The second part of our NM trip was spent in Santa Fe. The original town name is La Villa Real de la Santa Fé de San Francisco de Asís, or the Royal Town of the Holy Faith of Saint Francis of Assisi. We stayed at the Inn at Loretto which is adjacent to the famous Loretto Chapel. The Chapel is noted for its amazing staircase:
"When the Loretto Chapel was completed in 1878, there was no way to access the choir loft twenty-two feet above. Carpenters were called in to address the problem, but they all concluded access to the loft would have to be via ladder as a staircase would interfere with the interior space of the small Chapel.
Legend says that to find a solution to the seating problem, the Sisters of the Chapel made a novena to St. Joseph, the patron saint of carpenters. On the ninth and final day of prayer, a man appeared at the Chapel with a donkey and a toolbox looking for work. Months later, the elegant circular staircase was completed, and the carpenter disappeared without pay or thanks.

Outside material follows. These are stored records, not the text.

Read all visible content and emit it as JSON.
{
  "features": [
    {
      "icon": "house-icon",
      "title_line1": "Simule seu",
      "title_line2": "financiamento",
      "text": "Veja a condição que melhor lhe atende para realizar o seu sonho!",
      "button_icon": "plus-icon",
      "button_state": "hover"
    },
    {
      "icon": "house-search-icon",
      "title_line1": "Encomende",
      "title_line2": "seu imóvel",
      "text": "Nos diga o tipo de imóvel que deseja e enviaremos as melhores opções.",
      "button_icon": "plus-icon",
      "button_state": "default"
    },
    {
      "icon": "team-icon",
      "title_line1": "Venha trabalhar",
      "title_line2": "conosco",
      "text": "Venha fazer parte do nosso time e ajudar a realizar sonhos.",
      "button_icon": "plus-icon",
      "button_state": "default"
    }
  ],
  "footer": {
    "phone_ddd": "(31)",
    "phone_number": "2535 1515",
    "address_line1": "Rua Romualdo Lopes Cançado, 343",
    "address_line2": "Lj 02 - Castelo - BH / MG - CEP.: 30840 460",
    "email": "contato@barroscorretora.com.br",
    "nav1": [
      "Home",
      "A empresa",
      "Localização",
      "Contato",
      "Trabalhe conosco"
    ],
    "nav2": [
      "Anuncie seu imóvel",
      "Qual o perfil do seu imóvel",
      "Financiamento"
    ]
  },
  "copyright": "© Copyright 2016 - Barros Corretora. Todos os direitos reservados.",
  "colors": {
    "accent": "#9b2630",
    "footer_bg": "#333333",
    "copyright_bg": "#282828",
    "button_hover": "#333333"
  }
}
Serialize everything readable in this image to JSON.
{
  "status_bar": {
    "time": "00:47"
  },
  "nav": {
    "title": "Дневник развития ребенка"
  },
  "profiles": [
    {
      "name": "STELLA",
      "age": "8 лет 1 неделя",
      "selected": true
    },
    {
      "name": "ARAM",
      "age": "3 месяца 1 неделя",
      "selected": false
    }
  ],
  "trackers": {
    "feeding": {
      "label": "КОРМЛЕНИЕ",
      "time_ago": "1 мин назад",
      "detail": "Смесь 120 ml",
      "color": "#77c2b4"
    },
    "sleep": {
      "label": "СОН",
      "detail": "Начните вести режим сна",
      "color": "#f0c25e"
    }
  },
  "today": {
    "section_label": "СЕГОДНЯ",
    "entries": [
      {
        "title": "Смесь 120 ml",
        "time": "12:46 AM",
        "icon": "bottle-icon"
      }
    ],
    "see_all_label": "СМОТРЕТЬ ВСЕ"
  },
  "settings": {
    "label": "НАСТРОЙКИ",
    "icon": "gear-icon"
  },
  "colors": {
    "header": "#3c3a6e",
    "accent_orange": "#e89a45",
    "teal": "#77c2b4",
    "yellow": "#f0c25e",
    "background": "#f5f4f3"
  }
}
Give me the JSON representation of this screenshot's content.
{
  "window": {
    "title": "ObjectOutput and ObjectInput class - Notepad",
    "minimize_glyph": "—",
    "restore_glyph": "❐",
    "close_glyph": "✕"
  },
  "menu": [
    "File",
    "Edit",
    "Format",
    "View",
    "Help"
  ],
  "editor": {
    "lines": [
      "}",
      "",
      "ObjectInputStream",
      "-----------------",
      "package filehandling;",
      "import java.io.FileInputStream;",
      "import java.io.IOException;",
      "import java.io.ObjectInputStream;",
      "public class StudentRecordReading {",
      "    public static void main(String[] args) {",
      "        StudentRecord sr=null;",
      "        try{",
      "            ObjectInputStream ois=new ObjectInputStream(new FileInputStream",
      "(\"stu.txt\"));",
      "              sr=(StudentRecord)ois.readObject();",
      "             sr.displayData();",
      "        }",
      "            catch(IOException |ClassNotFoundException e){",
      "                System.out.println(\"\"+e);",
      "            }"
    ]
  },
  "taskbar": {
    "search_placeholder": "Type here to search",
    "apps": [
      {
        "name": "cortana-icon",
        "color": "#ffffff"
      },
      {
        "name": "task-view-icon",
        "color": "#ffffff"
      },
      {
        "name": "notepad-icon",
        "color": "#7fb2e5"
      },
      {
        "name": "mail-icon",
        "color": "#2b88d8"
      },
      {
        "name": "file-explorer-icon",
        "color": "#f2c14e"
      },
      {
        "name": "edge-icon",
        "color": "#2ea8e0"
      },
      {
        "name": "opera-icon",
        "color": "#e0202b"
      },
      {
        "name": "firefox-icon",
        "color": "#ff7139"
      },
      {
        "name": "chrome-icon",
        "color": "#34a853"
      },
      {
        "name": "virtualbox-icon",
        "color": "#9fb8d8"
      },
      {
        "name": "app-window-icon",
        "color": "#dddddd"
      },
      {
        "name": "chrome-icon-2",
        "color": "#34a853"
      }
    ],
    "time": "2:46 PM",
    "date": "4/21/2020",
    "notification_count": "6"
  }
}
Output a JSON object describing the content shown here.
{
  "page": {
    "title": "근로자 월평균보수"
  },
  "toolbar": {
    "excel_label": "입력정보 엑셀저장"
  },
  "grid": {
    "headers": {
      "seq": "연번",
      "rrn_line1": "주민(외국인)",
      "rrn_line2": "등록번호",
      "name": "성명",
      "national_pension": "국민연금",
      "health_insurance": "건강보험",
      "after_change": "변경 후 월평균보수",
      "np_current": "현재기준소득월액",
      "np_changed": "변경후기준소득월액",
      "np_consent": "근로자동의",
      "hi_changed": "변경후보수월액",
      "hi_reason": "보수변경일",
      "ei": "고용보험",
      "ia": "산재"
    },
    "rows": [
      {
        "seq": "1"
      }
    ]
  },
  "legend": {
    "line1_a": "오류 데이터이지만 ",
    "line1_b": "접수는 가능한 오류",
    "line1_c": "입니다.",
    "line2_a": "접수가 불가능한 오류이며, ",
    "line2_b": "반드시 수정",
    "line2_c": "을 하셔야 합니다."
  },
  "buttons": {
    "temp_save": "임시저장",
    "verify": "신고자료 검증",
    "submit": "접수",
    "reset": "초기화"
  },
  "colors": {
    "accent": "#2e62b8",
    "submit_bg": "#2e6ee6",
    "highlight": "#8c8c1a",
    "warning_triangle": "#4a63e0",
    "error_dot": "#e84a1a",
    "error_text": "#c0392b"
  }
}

After searching for the man (an ad even ran in the local newspaper) and finding no trace of him, some concluded that he was St. Joseph himself, having come in answer to the sisters' prayers.
The stairway's carpenter, whoever he was, built a magnificent structure. The design was innovative for the time and some of the design considerations still perplex experts today.
The staircase has two 360 degree turns and no visible means of support. Also, it is said that the staircase was built without nails—only wooden pegs. Questions also surround the number of stair risers relative to the height of the choir loft and about the types of wood and other materials used in the stairway's construction."
Interestingly, the chapel has be "decommissioned" by the Catholic church, there is now a $3.00 charge to get in, and a primary use seems to be weddings. Sad.
The Inn at Loretto
The Inn is only a block from the central plaza, so we were able to walk to everthing that we wanted to see or do - exploring the galleries, marveling at the lovely Native American handcrafts at the Governor's Palace, walking along Canyon Road, dining at La Posada de Santa Fe and the Ore House, and wandering through 109 East Palace:
"Everybody knows J. Robert Oppenheimer, Edward Teller and many of the military minds that directed the effort to develop the atomic bomb. Nobody outside of Los Alamos knew Dorothy McKibben. McKibben who ran 109 East Palace was like the Rosencrantz and Guildenstern of this war time "Hamlet"-like drama; she viewed the action not from the heart of the research but from the outside at the gateway where she issued security passes, helped new personnel settle in, dealt with complaints about water pressure, food supplies, etc. She knew everything and nothing about the community she helped as she wasn't privy to the secret goal of the Los Alamos community."